The Foos: This APP is a game-based program that teaches kids to program. Kids pass levels that progressively get harder. It is easy and a great introduction to coding.


Web-based programs that allow you to work on coding are listed here…I haven’t play them yet.

A higher level coding, not with drag and drop

Great article with coding programs!

Do you have any coding suggestions? Leave them in the comments below!


When I came to my current school 5 years ago I needed to build a website for a class project in my EdD program. I mentioned to my students I had to do this and 3 of my boys said, “Oh we have a website for Miami sports teams, we can show you!” And from there my love of weebly has grown~

Weebly is a cool, free, easy website builder that is user friendly and easy to learn. I have my professional presentations on  my weebly  I also placed our Poetry Field Day materials on a weebly website to make it easy for teachers to access materials ( You will notice a difference in the URLs for the webistes. My professional site doesn’t have a weebly domain. I paid for this extra, free site contain the domain.

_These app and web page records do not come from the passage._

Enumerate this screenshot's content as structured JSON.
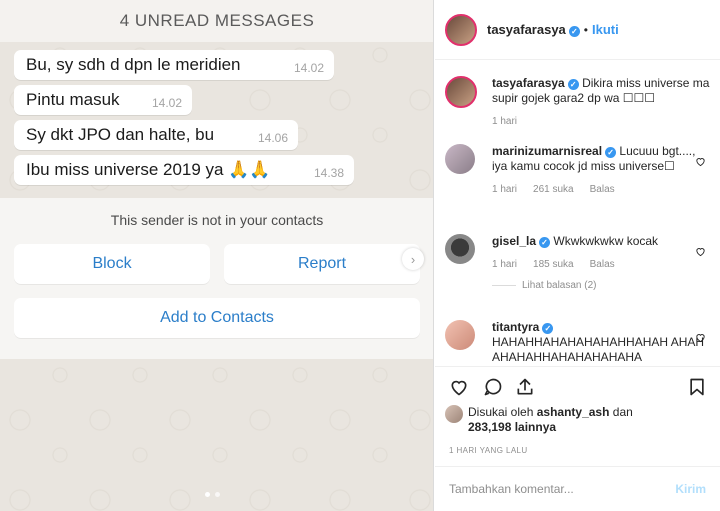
{
  "chat": {
    "unread_banner": "4 UNREAD MESSAGES",
    "messages": [
      {
        "text": "Bu, sy sdh d dpn le meridien",
        "time": "14.02"
      },
      {
        "text": "Pintu masuk",
        "time": "14.02"
      },
      {
        "text": "Sy dkt JPO dan halte, bu",
        "time": "14.06"
      },
      {
        "text": "Ibu miss universe 2019 ya 🙏🙏",
        "time": "14.38"
      }
    ],
    "sender_notice": "This sender is not in your contacts",
    "block_label": "Block",
    "report_label": "Report",
    "add_contacts_label": "Add to Contacts",
    "next_arrow": "›"
  },
  "post": {
    "header": {
      "username": "tasyafarasya",
      "verified_mark": "✓",
      "separator": "•",
      "follow_label": "Ikuti"
    },
    "caption": {
      "username": "tasyafarasya",
      "verified_mark": "✓",
      "text": "Dikira miss universe ma supir gojek gara2 dp wa ☐☐☐",
      "time": "1 hari"
    },
    "comments": [
      {
        "username": "marinizumarnisreal",
        "verified_mark": "✓",
        "text": "Lucuuu bgt...., iya kamu cocok jd miss universe☐",
        "time": "1 hari",
        "likes": "261 suka",
        "reply_label": "Balas"
      },
      {
        "username": "gisel_la",
        "verified_mark": "✓",
        "text": "Wkwkwkwkw kocak",
        "time": "1 hari",
        "likes": "185 suka",
        "reply_label": "Balas",
        "view_replies": "Lihat balasan (2)"
      },
      {
        "username": "titantyra",
        "verified_mark": "✓",
        "text": "HAHAHHAHAHAHAHAHHAHAH AHAHAHAHAHHAHAHAHAHAHA"
      }
    ],
    "liked_by": {
      "prefix": "Disukai oleh",
      "user": "ashanty_ash",
      "suffix": "dan",
      "count": "283,198 lainnya"
    },
    "time_ago": "1 HARI YANG LALU",
    "comment_placeholder": "Tambahkan komentar...",
    "post_label": "Kirim"
  },
  "colors": {
    "accent": "#3897f0",
    "wa_link": "#2b7ec9",
    "muted": "#8e8e8e"
  },
  "icons": [
    "heart-icon",
    "comment-icon",
    "share-icon",
    "bookmark-icon",
    "verified-icon"
  ]
}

So what can you do with weebly in the classroom? As we have heard many times, when student write for you, they make it good enough. When students publish to the world, they make it shine.  So have kids publish work online! Have them develop an e-portfolio where their best work is stored.  Make a blog page where they record thoughts and learnings in Science. Create a website for their favorite author or sports person. Make a timeline of historical events for the era in history they are studying. Make a state website where they post places in their state to visit, historical facts, fun information, and contact info for the public. Really the possibilities are endless.

But what about internet safety? This is the perfect time to talk about personal information, what is shareable and what is private. With my students we do no publish websites until we are finished with the unit of study and parents give permission. At that point it is no longer a class project and parents accept responsibility.

How to

Go to

sign up

 Create your free account. Weebly has a video of how to that loads with the option to watch it now or later.

From now on when you visit weebly, you will LOG IN, not sign up. Click log in on the top right side.


You will need to categorize your site, give it a name, and set up your domain name. The URL/domain name can be changed later. 

You will also select your theme for the pages (can be changed later.)


Click Edit beside My Site to open your webpage.


Now is the fun part…adding your content.



On the side, click and drag the tools to the work page to build your pages.  You can add titles, text, pictures, links, maps, and more!

To add a page, click the pages button at the top. Then, click ADD +. Choose the type of page and then it will add that page for you. In the free version you can only have 5 pages. I suggest deleting the about and contact page and use those for content, as well.

When you are ready, click the publish button at the top of the page. This will make you website available on the internet.



This is an assignment page I gave students to practice building pages.


Adding pages

Use the internet browser of your choice to go to

Click log in. Put in your username/email and password

At the top, click pages

Add a page- Standard page

Page name- My school stuff 5th grade, Click Save and Edit

Click My School Stuff on the top bar

Click T for Title and drag it to the page. Make the title “My Fifth Grade Year”

Click Text and drag it over to the page. Type “On this page you will find my projects for this year.”

As the year goes, post your documents , powerpoints, and other school projects here.

At the top, click pages

Add a page- Standard page

Page name- My favorite things, Click Save and Edit

Click  My Favorite Things at the top of the page

Touch Text and drag it over

Type in your favorite things

  1. Food
  2. Book
  3. Clothing
  4. Color
  5. Singer
  6. Sport
  7. Team
  8. Drink
  9. Website
  10. Other stuff

To exit- touch the three lines, exit editor, log out. Show Mrs. P the log out screen to leave